Copper (Photo)redox Catalyst for Radical Photopolymerization in Shadowed Areas and Access to Thick and Filled Samples
2017-05-09T17:38:37Z (GMT) by
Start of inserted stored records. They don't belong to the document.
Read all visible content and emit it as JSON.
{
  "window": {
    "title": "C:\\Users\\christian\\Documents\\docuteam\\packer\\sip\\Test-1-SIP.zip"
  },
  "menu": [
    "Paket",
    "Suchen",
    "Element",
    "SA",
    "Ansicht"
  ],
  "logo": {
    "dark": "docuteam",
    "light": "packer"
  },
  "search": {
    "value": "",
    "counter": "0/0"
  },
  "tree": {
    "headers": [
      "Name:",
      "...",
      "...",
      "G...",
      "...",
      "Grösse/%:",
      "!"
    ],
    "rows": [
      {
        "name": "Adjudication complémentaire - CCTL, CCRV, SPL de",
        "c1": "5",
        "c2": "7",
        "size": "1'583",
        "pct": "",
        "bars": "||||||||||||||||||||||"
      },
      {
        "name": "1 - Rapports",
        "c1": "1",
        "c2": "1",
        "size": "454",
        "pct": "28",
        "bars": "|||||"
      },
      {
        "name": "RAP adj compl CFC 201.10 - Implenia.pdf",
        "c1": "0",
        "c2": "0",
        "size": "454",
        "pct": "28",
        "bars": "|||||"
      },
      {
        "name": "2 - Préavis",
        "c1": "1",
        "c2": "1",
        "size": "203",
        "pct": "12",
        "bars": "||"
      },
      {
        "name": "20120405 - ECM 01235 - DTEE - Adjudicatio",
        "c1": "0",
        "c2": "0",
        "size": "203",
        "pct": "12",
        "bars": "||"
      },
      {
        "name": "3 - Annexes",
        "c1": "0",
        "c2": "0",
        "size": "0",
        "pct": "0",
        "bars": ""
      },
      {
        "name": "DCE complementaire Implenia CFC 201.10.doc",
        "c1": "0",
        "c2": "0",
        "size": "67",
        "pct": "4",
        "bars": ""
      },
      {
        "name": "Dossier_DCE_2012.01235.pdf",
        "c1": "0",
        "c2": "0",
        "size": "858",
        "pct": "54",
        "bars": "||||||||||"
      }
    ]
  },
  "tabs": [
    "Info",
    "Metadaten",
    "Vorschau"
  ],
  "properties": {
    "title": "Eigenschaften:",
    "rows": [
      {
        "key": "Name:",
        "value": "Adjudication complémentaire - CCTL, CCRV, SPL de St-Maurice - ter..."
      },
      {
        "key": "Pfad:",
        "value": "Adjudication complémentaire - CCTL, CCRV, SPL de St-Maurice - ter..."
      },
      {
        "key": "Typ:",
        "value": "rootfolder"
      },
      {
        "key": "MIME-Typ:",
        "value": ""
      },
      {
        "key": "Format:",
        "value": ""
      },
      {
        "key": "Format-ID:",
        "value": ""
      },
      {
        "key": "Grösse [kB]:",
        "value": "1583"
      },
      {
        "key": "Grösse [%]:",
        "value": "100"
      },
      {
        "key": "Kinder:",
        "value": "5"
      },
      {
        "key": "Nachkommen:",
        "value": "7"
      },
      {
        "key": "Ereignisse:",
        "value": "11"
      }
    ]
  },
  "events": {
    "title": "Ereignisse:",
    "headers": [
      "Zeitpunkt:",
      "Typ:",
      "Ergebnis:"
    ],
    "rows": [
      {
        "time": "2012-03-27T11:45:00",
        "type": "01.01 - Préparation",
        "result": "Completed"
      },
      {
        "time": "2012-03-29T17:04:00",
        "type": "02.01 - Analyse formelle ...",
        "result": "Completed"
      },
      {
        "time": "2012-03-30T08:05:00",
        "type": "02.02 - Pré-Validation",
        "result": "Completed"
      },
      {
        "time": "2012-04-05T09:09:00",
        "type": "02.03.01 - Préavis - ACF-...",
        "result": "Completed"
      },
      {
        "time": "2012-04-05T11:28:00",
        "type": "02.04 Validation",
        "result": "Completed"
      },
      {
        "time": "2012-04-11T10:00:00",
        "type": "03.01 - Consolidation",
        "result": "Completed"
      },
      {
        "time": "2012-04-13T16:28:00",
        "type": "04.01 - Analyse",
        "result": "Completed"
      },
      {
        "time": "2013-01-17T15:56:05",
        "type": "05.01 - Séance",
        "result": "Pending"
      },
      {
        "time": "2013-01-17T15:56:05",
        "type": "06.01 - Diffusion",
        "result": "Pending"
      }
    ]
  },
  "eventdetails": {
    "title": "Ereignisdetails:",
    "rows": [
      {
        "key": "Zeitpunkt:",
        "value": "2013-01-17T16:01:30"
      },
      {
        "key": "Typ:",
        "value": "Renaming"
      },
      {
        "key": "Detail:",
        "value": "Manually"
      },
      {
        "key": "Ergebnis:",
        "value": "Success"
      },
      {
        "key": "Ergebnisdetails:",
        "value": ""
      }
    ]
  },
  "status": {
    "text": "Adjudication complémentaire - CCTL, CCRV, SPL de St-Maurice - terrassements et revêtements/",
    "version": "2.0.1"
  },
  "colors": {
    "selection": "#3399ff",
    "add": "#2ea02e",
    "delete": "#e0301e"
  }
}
The free radical polymerization of low viscosity methacrylate blends upon a LED irradiation at 405 nm under air is carried out using Cu(I)/iodonium salt/tin(II) organic derivative as photoinitiating systems. The system exhibits a high reactivity; where tin derivative plays a crucial role. It operates through a catalytic cycle in which Cu(I) is regenerated and can be used at low concentrations (0.1–0.3 wt %). Remarkable performances are achieved. At first, a final methacrylate conversion of 82% after 40 s in 1.4 mm thick samples is obtained for an irradiance of 35 mW/cm<sup>2</sup> whereas such a conversion is only reached only when using a Cu(I)/iodonium salt system under a 200 mW/cm<sup>2</sup> light exposure. Second, a 55% conversion is still obtained after 150 s under a very low irradiance (2.5 mW/cm<sup>2</sup>). Third, almost tack-free thick samples (1.4 mm) under air are produced upon sunlight exposure (65% of conversion for the 1.4 mm thick sample after 90 s of irradiation). Fourth, the photocuring of clear samples as thick as 9 cm (and presumably even more) with an impressive homogeneity through the entire polymerizable medium is feasible; the photopolymerization of 8.5 cm thick filled samples is also realized. Fifth and last, a lateral polymerization beyond the irradiated area is demonstrated with unprecedented extensions of 8 mm (tin(II) = 1.3%) and 28 mm (tin(II) = 8%), which allows polymerization reactions to occur in shadowed areas. The chemical mechanisms are studied by steady state photolysis and ESR-spin trapping experiments. The subsequent role of the hydroperoxides (ROOH) formed during the polymerization reaction is a key point i.e. for the polymerization in shadowed areas (thick and filled samples), these latent species (ROOH) will be generated from the oxygen inhibition and can diffuse for a full curing of the samples through a ROOH/Cu(I) redox initiation.
CC BY-NC 4.0